TASK TO CARRY OUT: Out of the records below, copy all lines in which the word "Patrimoine" occurs.

+ + +

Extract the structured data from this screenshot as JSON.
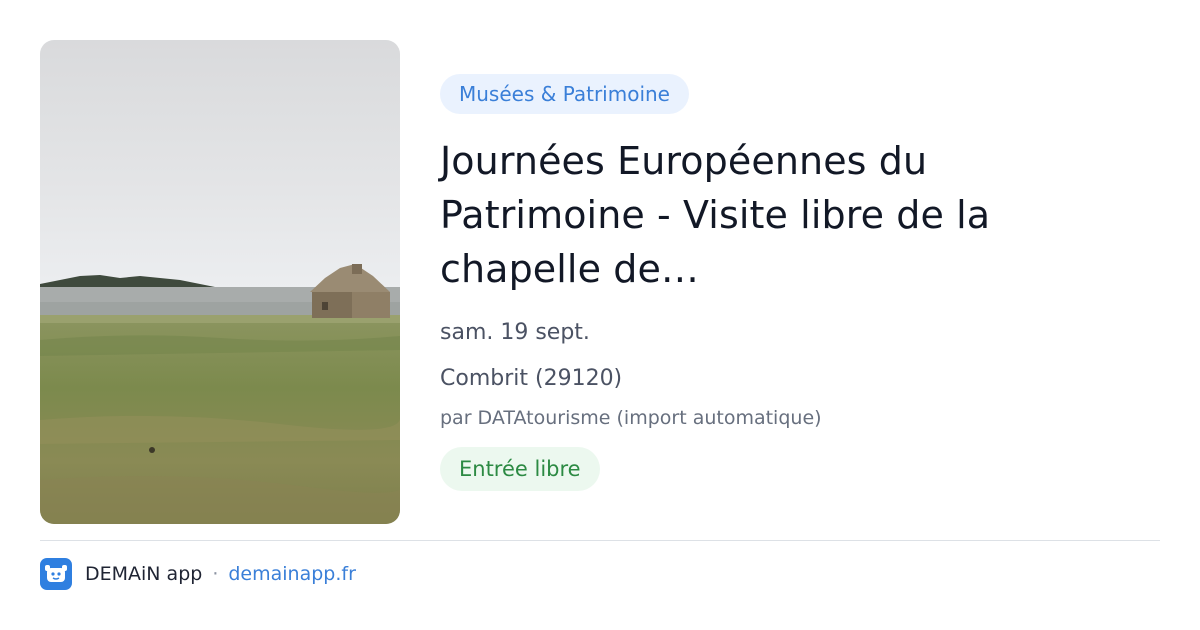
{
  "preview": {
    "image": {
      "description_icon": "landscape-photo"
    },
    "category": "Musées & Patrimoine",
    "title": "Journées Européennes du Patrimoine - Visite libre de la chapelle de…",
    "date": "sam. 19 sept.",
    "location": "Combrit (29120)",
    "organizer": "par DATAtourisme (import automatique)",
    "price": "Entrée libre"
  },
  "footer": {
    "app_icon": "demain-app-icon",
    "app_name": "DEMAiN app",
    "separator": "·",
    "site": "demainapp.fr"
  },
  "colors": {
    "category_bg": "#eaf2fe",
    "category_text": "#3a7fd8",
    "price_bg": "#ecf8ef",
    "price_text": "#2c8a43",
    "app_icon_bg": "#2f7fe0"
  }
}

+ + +

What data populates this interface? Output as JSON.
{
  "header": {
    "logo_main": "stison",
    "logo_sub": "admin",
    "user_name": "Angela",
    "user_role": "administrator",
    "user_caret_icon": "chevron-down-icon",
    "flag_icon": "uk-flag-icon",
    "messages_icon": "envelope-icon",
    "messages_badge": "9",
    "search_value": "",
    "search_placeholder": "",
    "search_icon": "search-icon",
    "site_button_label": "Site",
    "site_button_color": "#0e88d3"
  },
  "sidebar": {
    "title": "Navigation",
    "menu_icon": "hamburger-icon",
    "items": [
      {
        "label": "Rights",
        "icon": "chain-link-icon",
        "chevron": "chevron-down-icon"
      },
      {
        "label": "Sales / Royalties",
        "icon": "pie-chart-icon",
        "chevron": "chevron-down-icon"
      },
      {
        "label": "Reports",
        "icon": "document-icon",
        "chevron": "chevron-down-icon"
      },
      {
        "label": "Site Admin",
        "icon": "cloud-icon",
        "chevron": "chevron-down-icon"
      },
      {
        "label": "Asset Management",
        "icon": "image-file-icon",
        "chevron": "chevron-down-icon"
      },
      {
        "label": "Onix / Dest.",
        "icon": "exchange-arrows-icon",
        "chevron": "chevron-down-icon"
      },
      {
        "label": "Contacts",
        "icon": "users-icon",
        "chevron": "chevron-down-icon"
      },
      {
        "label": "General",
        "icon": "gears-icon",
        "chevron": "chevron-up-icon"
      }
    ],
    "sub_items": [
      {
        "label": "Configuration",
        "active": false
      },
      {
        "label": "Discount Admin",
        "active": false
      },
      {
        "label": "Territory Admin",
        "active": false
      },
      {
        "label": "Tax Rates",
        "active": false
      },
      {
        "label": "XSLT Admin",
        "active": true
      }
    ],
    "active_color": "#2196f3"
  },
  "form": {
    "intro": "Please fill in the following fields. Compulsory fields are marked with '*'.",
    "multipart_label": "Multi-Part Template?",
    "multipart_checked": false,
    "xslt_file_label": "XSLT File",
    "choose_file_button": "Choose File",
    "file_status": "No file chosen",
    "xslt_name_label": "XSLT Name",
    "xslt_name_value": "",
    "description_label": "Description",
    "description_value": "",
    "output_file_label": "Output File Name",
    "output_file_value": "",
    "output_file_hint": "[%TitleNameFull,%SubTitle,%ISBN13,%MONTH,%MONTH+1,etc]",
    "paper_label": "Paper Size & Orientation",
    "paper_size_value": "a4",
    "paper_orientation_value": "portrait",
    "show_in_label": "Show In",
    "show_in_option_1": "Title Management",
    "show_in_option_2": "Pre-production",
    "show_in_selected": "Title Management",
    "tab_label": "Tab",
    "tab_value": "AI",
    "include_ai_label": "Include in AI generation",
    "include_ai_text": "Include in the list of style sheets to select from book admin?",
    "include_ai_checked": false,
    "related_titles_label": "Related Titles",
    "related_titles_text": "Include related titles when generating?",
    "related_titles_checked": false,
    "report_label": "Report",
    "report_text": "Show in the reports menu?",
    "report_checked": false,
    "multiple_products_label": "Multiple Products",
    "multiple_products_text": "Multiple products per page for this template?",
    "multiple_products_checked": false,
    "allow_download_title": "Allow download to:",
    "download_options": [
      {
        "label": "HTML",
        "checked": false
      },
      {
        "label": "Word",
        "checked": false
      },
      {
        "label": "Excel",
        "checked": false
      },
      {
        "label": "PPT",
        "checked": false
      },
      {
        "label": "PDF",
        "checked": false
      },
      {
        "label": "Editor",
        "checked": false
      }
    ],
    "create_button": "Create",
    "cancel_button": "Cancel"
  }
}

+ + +

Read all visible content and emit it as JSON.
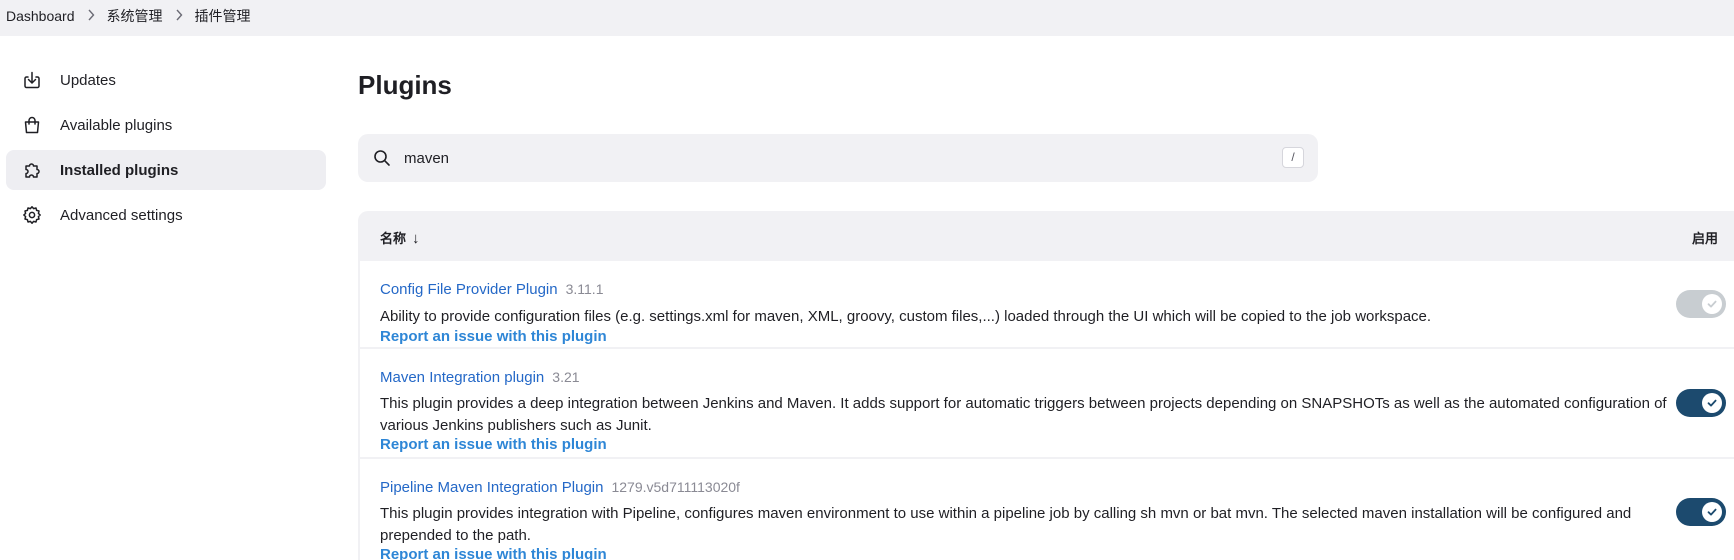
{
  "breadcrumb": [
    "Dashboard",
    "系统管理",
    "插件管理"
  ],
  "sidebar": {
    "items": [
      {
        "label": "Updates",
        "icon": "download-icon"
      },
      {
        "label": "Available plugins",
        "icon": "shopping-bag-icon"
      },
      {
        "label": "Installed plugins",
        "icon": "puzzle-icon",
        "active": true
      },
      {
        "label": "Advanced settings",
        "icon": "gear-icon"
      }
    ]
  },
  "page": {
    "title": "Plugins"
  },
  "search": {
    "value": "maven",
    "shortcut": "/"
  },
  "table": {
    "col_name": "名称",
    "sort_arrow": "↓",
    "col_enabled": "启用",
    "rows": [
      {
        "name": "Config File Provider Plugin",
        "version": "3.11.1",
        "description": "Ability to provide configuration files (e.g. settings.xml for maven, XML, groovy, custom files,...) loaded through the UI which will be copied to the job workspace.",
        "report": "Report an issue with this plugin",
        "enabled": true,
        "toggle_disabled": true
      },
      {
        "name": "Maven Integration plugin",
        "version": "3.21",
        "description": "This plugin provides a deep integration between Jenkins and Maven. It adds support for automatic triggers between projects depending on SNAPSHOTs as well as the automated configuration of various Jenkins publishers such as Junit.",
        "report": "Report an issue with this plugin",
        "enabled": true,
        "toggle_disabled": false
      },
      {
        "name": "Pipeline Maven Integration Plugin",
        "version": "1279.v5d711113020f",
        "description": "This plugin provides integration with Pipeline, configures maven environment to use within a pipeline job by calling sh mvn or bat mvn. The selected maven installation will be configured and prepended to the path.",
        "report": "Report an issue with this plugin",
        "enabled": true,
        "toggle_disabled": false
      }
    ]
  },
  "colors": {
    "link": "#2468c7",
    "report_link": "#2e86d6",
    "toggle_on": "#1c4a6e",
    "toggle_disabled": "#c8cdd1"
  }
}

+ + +

FINISHED EXERCISE:
    "category": "Musées & Patrimoine",
    "title": "Journées Européennes du Patrimoine - Visite libre de la chapelle de…",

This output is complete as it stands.